§ Supplied information

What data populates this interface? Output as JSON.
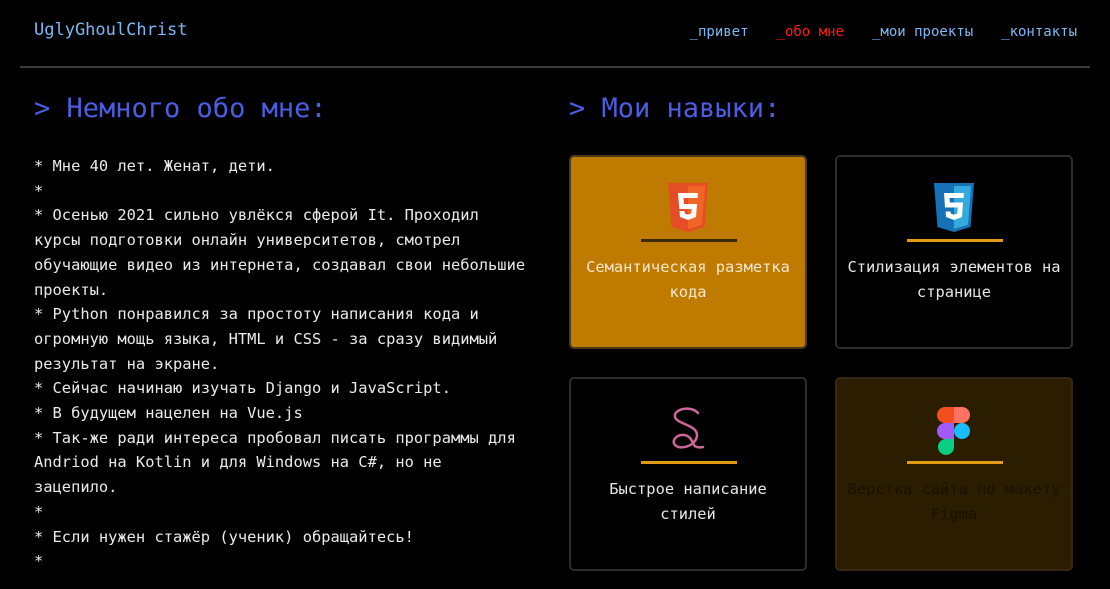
{
  "header": {
    "logo": "UglyGhoulChrist",
    "nav": [
      {
        "label": "_привет"
      },
      {
        "label": "_обо мне"
      },
      {
        "label": "_мои проекты"
      },
      {
        "label": "_контакты"
      }
    ]
  },
  "about": {
    "title": "> Немного обо мне:",
    "lines": [
      "* Мне 40 лет. Женат, дети.",
      "*",
      "* Осенью 2021 сильно увлёкся сферой It. Проходил курсы подготовки онлайн университетов, смотрел обучающие видео из интернета, создавал свои небольшие проекты.",
      "* Python понравился за простоту написания кода и огромную мощь языка, HTML и CSS - за сразу видимый результат на экране.",
      "* Сейчас начинаю изучать Django и JavaScript.",
      "* В будущем нацелен на Vue.js",
      "* Так-же ради интереса пробовал писать программы для Andriod на Kotlin и для Windows на C#, но не зацепило.",
      "*",
      "* Если нужен стажёр (ученик) обращайтесь!",
      "*"
    ]
  },
  "skills": {
    "title": "> Мои навыки:",
    "cards": [
      {
        "label": "Семантическая разметка кода",
        "icon": "html5-icon"
      },
      {
        "label": "Стилизация элементов на странице",
        "icon": "css3-icon"
      },
      {
        "label": "Быстрое написание стилей",
        "icon": "sass-icon"
      },
      {
        "label": "Верстка сайта по макету Figma",
        "icon": "figma-icon"
      }
    ]
  },
  "colors": {
    "accent_title": "#4b5de0",
    "link": "#7ab8f5",
    "active_link": "#ff1a1a",
    "card_bar": "#e09a16",
    "card_active": "#bf7b00"
  }
}
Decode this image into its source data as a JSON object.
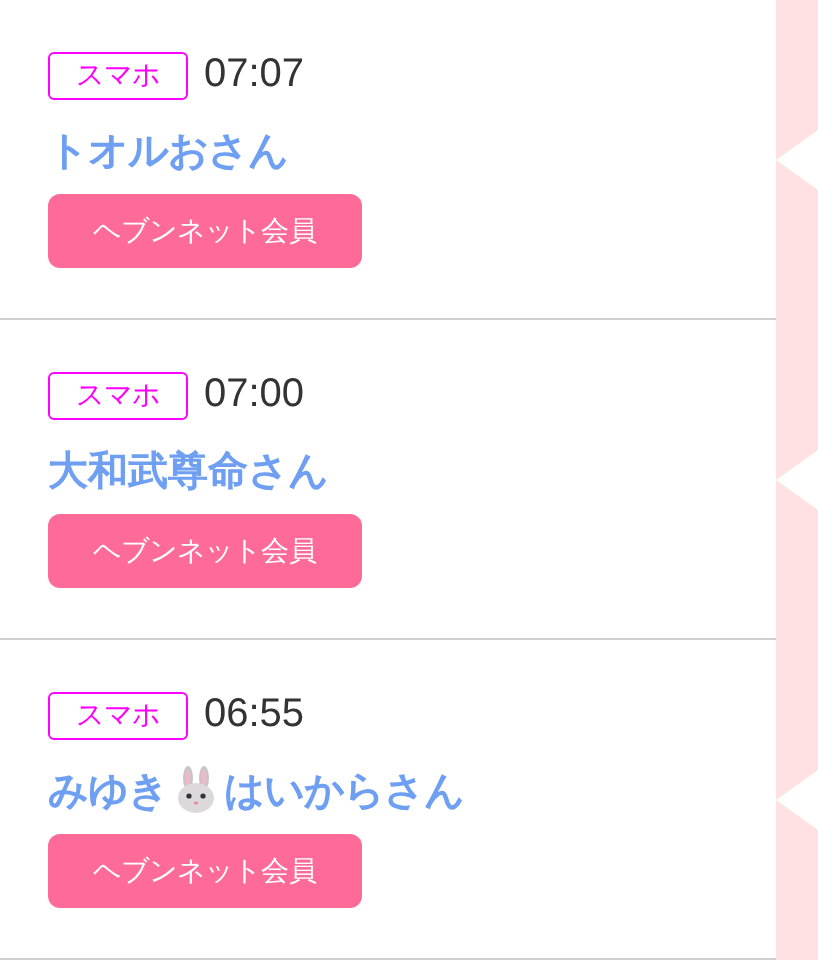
{
  "entries": [
    {
      "device": "スマホ",
      "time": "07:07",
      "name": [
        {
          "kind": "text",
          "text": "トオルおさん"
        }
      ],
      "member_label": "ヘブンネット会員"
    },
    {
      "device": "スマホ",
      "time": "07:00",
      "name": [
        {
          "kind": "text",
          "text": "大和武尊命さん"
        }
      ],
      "member_label": "ヘブンネット会員"
    },
    {
      "device": "スマホ",
      "time": "06:55",
      "name": [
        {
          "kind": "text",
          "text": "みゆき"
        },
        {
          "kind": "rabbit"
        },
        {
          "kind": "text",
          "text": "はいからさん"
        }
      ],
      "member_label": "ヘブンネット会員"
    }
  ]
}
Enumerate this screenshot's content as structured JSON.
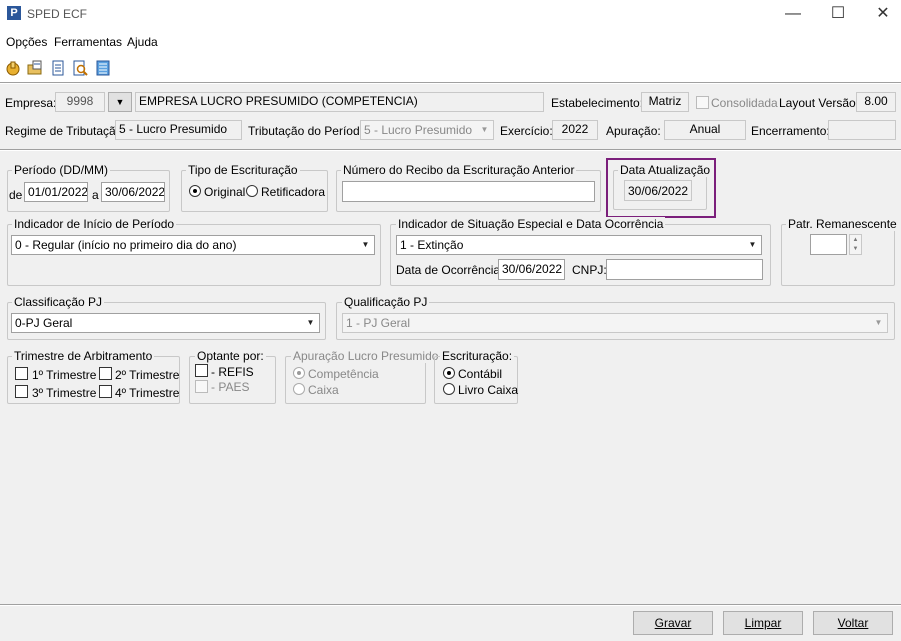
{
  "window": {
    "title": "SPED ECF",
    "app_icon": "P",
    "minimize": "—",
    "maximize": "☐",
    "close": "✕"
  },
  "menu": [
    "Opções",
    "Ferramentas",
    "Ajuda"
  ],
  "toolbar_icons": [
    "hand-icon",
    "folder-edit-icon",
    "document-icon",
    "document-search-icon",
    "bars-icon"
  ],
  "header": {
    "empresa_label": "Empresa:",
    "empresa_code": "9998",
    "empresa_name": "EMPRESA LUCRO PRESUMIDO (COMPETENCIA)",
    "estabelecimento_label": "Estabelecimento:",
    "estabelecimento_value": "Matriz",
    "consolidada_label": "Consolidada",
    "layout_label": "Layout Versão:",
    "layout_value": "8.00",
    "regime_label": "Regime de Tributação:",
    "regime_value": "5 - Lucro Presumido",
    "tributacao_label": "Tributação do Período:",
    "tributacao_value": "5 - Lucro Presumido",
    "exercicio_label": "Exercício:",
    "exercicio_value": "2022",
    "apuracao_label": "Apuração:",
    "apuracao_value": "Anual",
    "encerramento_label": "Encerramento:",
    "encerramento_value": ""
  },
  "periodo": {
    "legend": "Período (DD/MM)",
    "de_label": "de",
    "de_value": "01/01/2022",
    "a_label": "a",
    "a_value": "30/06/2022"
  },
  "tipo": {
    "legend": "Tipo de Escrituração",
    "original": "Original",
    "retificadora": "Retificadora"
  },
  "recibo": {
    "legend": "Número do Recibo da Escrituração Anterior",
    "value": ""
  },
  "data_atualizacao": {
    "legend": "Data Atualização",
    "value": "30/06/2022"
  },
  "indicador_inicio": {
    "legend": "Indicador de Início de Período",
    "value": "0 - Regular (início no primeiro dia do ano)"
  },
  "situacao": {
    "legend": "Indicador de Situação Especial e Data Ocorrência",
    "value": "1 - Extinção",
    "data_label": "Data de Ocorrência:",
    "data_value": "30/06/2022",
    "cnpj_label": "CNPJ:",
    "cnpj_value": ""
  },
  "patr": {
    "legend": "Patr. Remanescente",
    "value": ""
  },
  "classificacao": {
    "legend": "Classificação PJ",
    "value": "0-PJ Geral"
  },
  "qualificacao": {
    "legend": "Qualificação PJ",
    "value": "1 - PJ Geral"
  },
  "trimestre": {
    "legend": "Trimestre de Arbitramento",
    "t1": "1º Trimestre",
    "t2": "2º Trimestre",
    "t3": "3º Trimestre",
    "t4": "4º Trimestre"
  },
  "optante": {
    "legend": "Optante por:",
    "refis": "- REFIS",
    "paes": "- PAES"
  },
  "apuracao_lp": {
    "legend": "Apuração Lucro Presumido",
    "competencia": "Competência",
    "caixa": "Caixa"
  },
  "escrituracao": {
    "legend": "Escrituração:",
    "contabil": "Contábil",
    "livro_caixa": "Livro Caixa"
  },
  "buttons": {
    "gravar": "Gravar",
    "limpar": "Limpar",
    "voltar": "Voltar"
  },
  "colors": {
    "highlight": "#7b1f7b",
    "icon_blue": "#2b579a"
  }
}
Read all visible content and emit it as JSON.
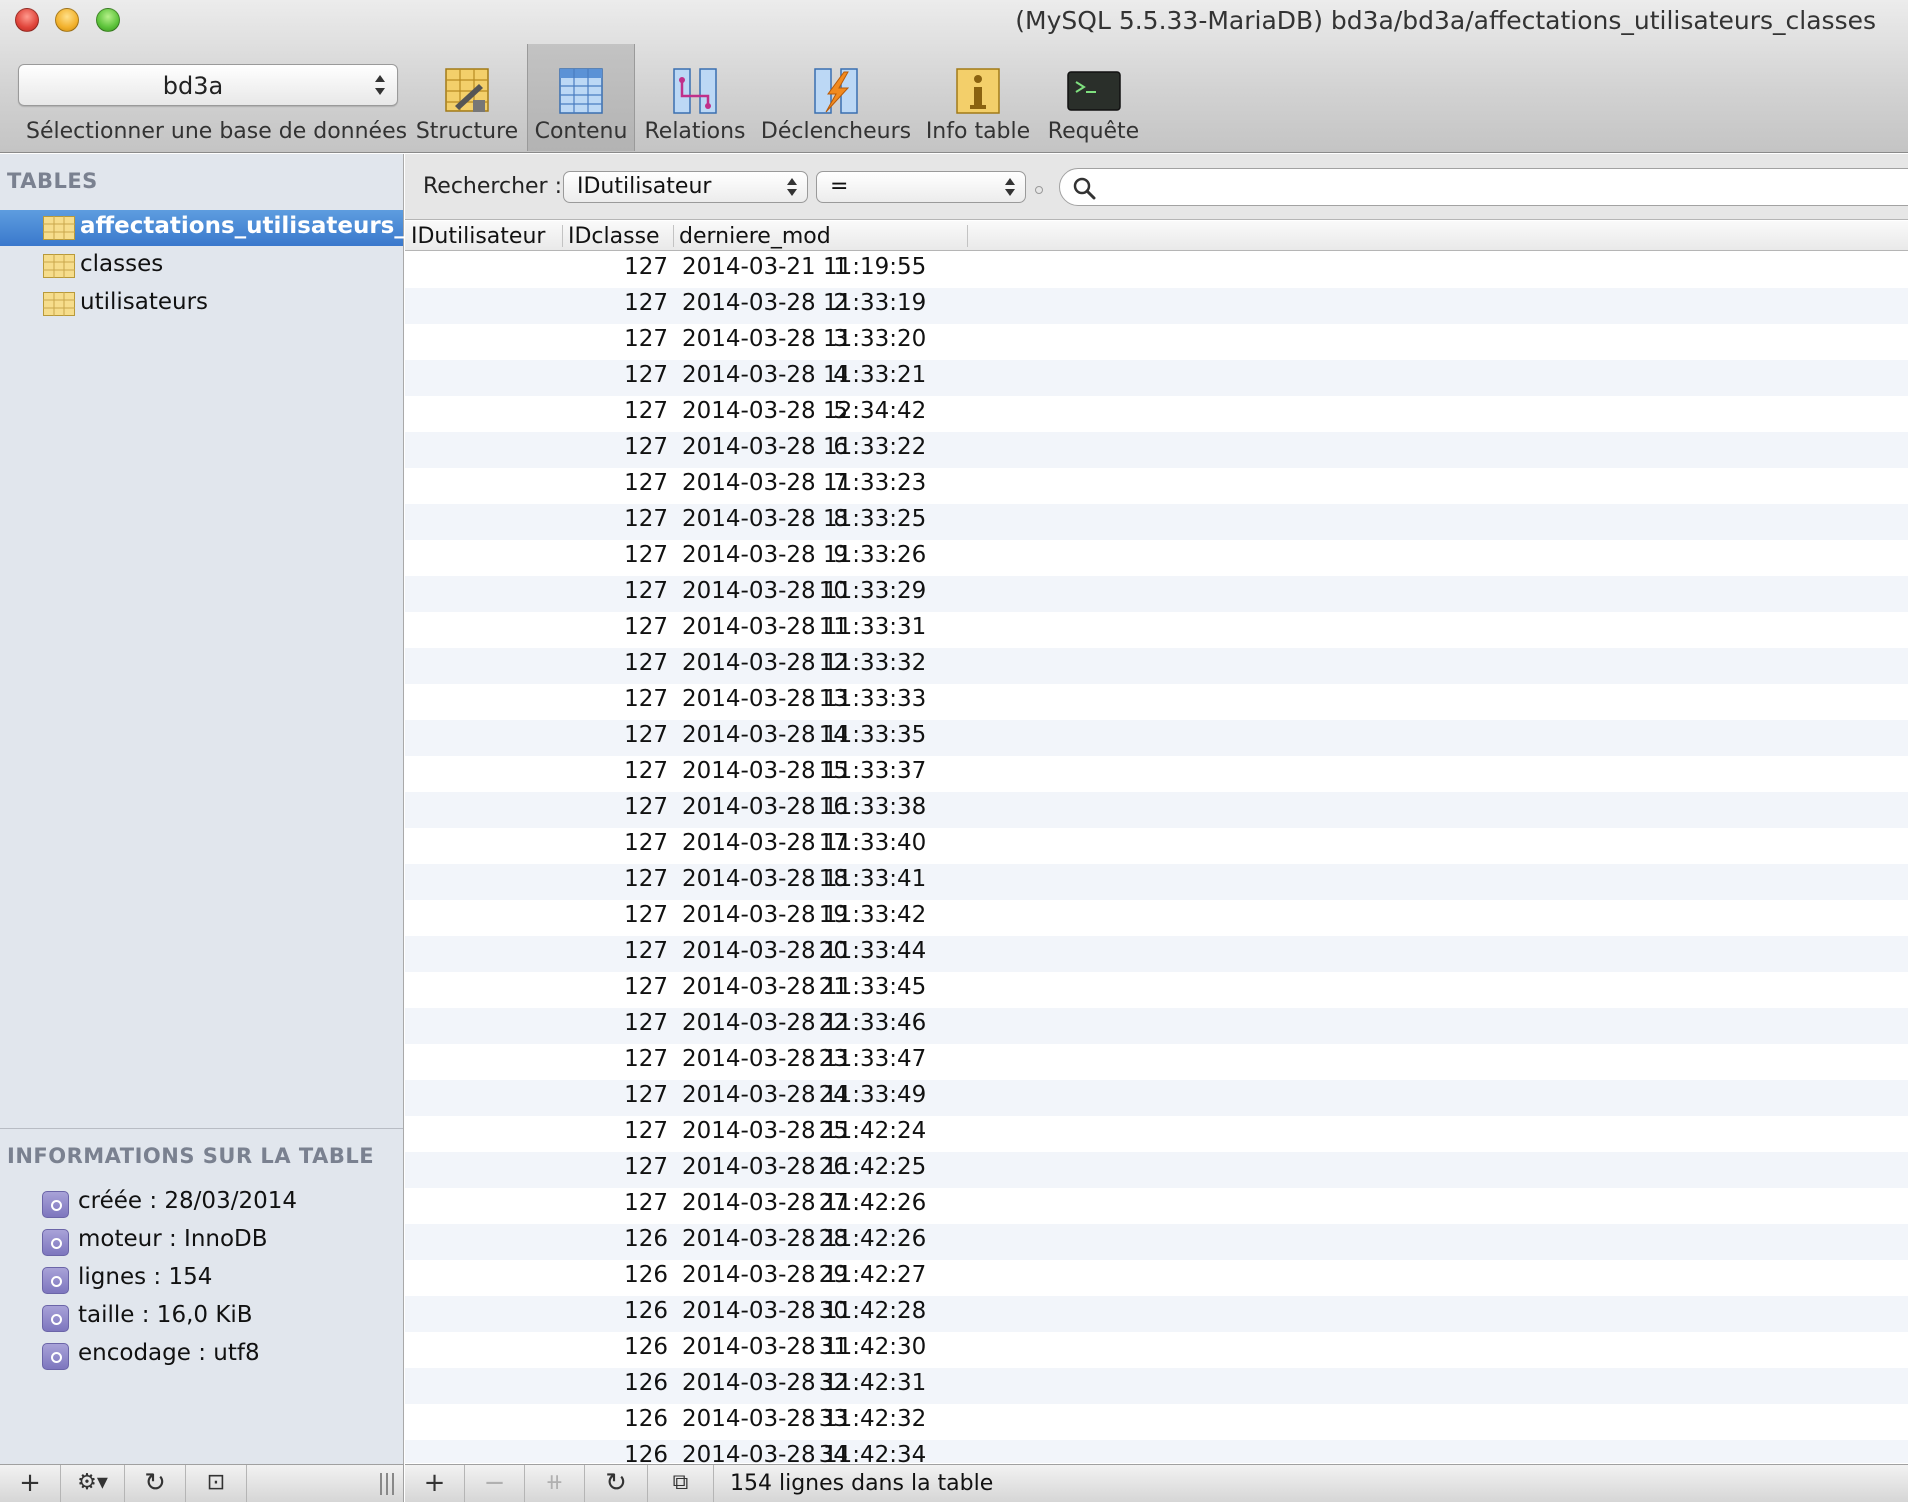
{
  "window": {
    "title": "(MySQL 5.5.33-MariaDB) bd3a/bd3a/affectations_utilisateurs_classes"
  },
  "toolbar": {
    "database_select": {
      "value": "bd3a",
      "label": "Sélectionner une base de données"
    },
    "buttons": [
      {
        "label": "Structure",
        "icon": "structure-icon"
      },
      {
        "label": "Contenu",
        "icon": "content-grid-icon",
        "active": true
      },
      {
        "label": "Relations",
        "icon": "relations-icon"
      },
      {
        "label": "Déclencheurs",
        "icon": "triggers-icon"
      },
      {
        "label": "Info table",
        "icon": "info-icon"
      },
      {
        "label": "Requête",
        "icon": "terminal-icon"
      }
    ]
  },
  "sidebar": {
    "tables_heading": "TABLES",
    "tables": [
      {
        "label": "affectations_utilisateurs_...",
        "selected": true
      },
      {
        "label": "classes"
      },
      {
        "label": "utilisateurs"
      }
    ],
    "info_heading": "INFORMATIONS SUR LA TABLE",
    "info": [
      "créée : 28/03/2014",
      "moteur : InnoDB",
      "lignes : 154",
      "taille : 16,0 KiB",
      "encodage : utf8"
    ]
  },
  "filter": {
    "label": "Rechercher :",
    "field": "IDutilisateur",
    "operator": "=",
    "search_value": ""
  },
  "grid": {
    "columns": [
      "IDutilisateur",
      "IDclasse",
      "derniere_mod"
    ],
    "rows": [
      [
        "1",
        "127",
        "2014-03-21 11:19:55"
      ],
      [
        "2",
        "127",
        "2014-03-28 11:33:19"
      ],
      [
        "3",
        "127",
        "2014-03-28 11:33:20"
      ],
      [
        "4",
        "127",
        "2014-03-28 11:33:21"
      ],
      [
        "5",
        "127",
        "2014-03-28 12:34:42"
      ],
      [
        "6",
        "127",
        "2014-03-28 11:33:22"
      ],
      [
        "7",
        "127",
        "2014-03-28 11:33:23"
      ],
      [
        "8",
        "127",
        "2014-03-28 11:33:25"
      ],
      [
        "9",
        "127",
        "2014-03-28 11:33:26"
      ],
      [
        "10",
        "127",
        "2014-03-28 11:33:29"
      ],
      [
        "11",
        "127",
        "2014-03-28 11:33:31"
      ],
      [
        "12",
        "127",
        "2014-03-28 11:33:32"
      ],
      [
        "13",
        "127",
        "2014-03-28 11:33:33"
      ],
      [
        "14",
        "127",
        "2014-03-28 11:33:35"
      ],
      [
        "15",
        "127",
        "2014-03-28 11:33:37"
      ],
      [
        "16",
        "127",
        "2014-03-28 11:33:38"
      ],
      [
        "17",
        "127",
        "2014-03-28 11:33:40"
      ],
      [
        "18",
        "127",
        "2014-03-28 11:33:41"
      ],
      [
        "19",
        "127",
        "2014-03-28 11:33:42"
      ],
      [
        "20",
        "127",
        "2014-03-28 11:33:44"
      ],
      [
        "21",
        "127",
        "2014-03-28 11:33:45"
      ],
      [
        "22",
        "127",
        "2014-03-28 11:33:46"
      ],
      [
        "23",
        "127",
        "2014-03-28 11:33:47"
      ],
      [
        "24",
        "127",
        "2014-03-28 11:33:49"
      ],
      [
        "25",
        "127",
        "2014-03-28 11:42:24"
      ],
      [
        "26",
        "127",
        "2014-03-28 11:42:25"
      ],
      [
        "27",
        "127",
        "2014-03-28 11:42:26"
      ],
      [
        "28",
        "126",
        "2014-03-28 11:42:26"
      ],
      [
        "29",
        "126",
        "2014-03-28 11:42:27"
      ],
      [
        "30",
        "126",
        "2014-03-28 11:42:28"
      ],
      [
        "31",
        "126",
        "2014-03-28 11:42:30"
      ],
      [
        "32",
        "126",
        "2014-03-28 11:42:31"
      ],
      [
        "33",
        "126",
        "2014-03-28 11:42:32"
      ],
      [
        "34",
        "126",
        "2014-03-28 11:42:34"
      ]
    ]
  },
  "footer": {
    "status": "154 lignes dans la table"
  },
  "colors": {
    "selection": "#3a78cc",
    "row_alt": "#f2f5fa",
    "sidebar_bg": "#e1e6ed"
  }
}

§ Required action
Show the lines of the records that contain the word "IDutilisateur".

§ Written solution
    "field": "IDutilisateur",
      "IDutilisateur",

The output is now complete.